Requirements for a good shape representation lead to descriptors that are object centered and that have the notion of scale. These representations usually take the form of shape skeletons at multiple detail levels. Classical tool for skeleton extraction is the grassfire equation, in which the process is lossless and the equation can be run backwards in order to obtain shape boundary from the shape skeleton. Many complicated strategies have been devised to assign significance to skeletal points in order to arrive at the skeleton scale space. A recent alternative approach is to introduce regularization directly to the skeleton extraction process, by combining diffusion with grassfire. Very recently, techniques, similar in spirit, which combine nonlinear smoothing of the shape boundary with the grassfire, in order to extract an axis based description, are presented independently. When diffusion is introduced into the formulation, inverse equation is no longer stable. This is the issue we will be addressing in the context of the method presented by Tari and Shah for extraction of nested symmetries from arbitrary images in arbitrary dimension. The basic tool used in the method is a specific distance function which is the steady-state solution of an elliptic boundary value problem. We present an inverse equation and show how one may obtain the whole distance surface from a sparse representation, providing a means for determining the shape boundary from the shape skeleton. The presented technique can be used for feature-preserving compression.

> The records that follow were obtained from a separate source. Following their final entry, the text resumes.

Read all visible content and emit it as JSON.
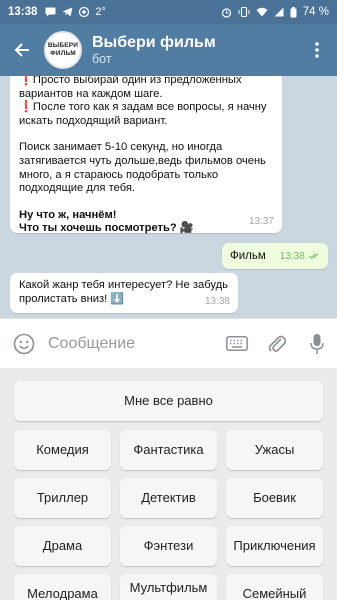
{
  "status_bar": {
    "time": "13:38",
    "temperature": "2°",
    "battery": "74 %"
  },
  "header": {
    "title": "Выбери фильм",
    "subtitle": "бот",
    "avatar_text_top": "ВЫБЕРИ",
    "avatar_text_bottom": "ФИЛЬМ"
  },
  "messages": {
    "bot_intro": {
      "line1": "❗Просто выбирай один из предложенных вариантов на каждом шаге.",
      "line2": "❗После того как я задам все вопросы, я начну искать подходящий вариант.",
      "line3": "Поиск занимает 5-10 секунд, но иногда затягивается чуть дольше,ведь фильмов очень много, а я стараюсь подобрать только подходящие для тебя.",
      "line4": "Ну что ж, начнём!",
      "line5": "Что ты хочешь посмотреть? 🎥",
      "time": "13:37"
    },
    "user_reply": {
      "text": "Фильм",
      "time": "13:38"
    },
    "bot_question": {
      "text": "Какой жанр тебя интересует? Не забудь пролистать вниз! ⬇️",
      "time": "13:38"
    }
  },
  "input": {
    "placeholder": "Сообщение"
  },
  "keyboard": {
    "any": "Мне все равно",
    "row1": [
      "Комедия",
      "Фантастика",
      "Ужасы"
    ],
    "row2": [
      "Триллер",
      "Детектив",
      "Боевик"
    ],
    "row3": [
      "Драма",
      "Фэнтези",
      "Приключения"
    ],
    "row4": [
      "Мелодрама",
      "Мультфильм",
      "Семейный"
    ]
  },
  "colors": {
    "header": "#527da3",
    "status": "#4a7296",
    "outgoing": "#effdde",
    "keyboard_bg": "#e9ebed"
  }
}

A novel method for simultaneous image segmentation and shape decomposition is presented. The method may be applied directly to grayscale images. The is based on the analysis of the level curves of an 'edge-strength' function which is a measure of boundaryness of the image at each point.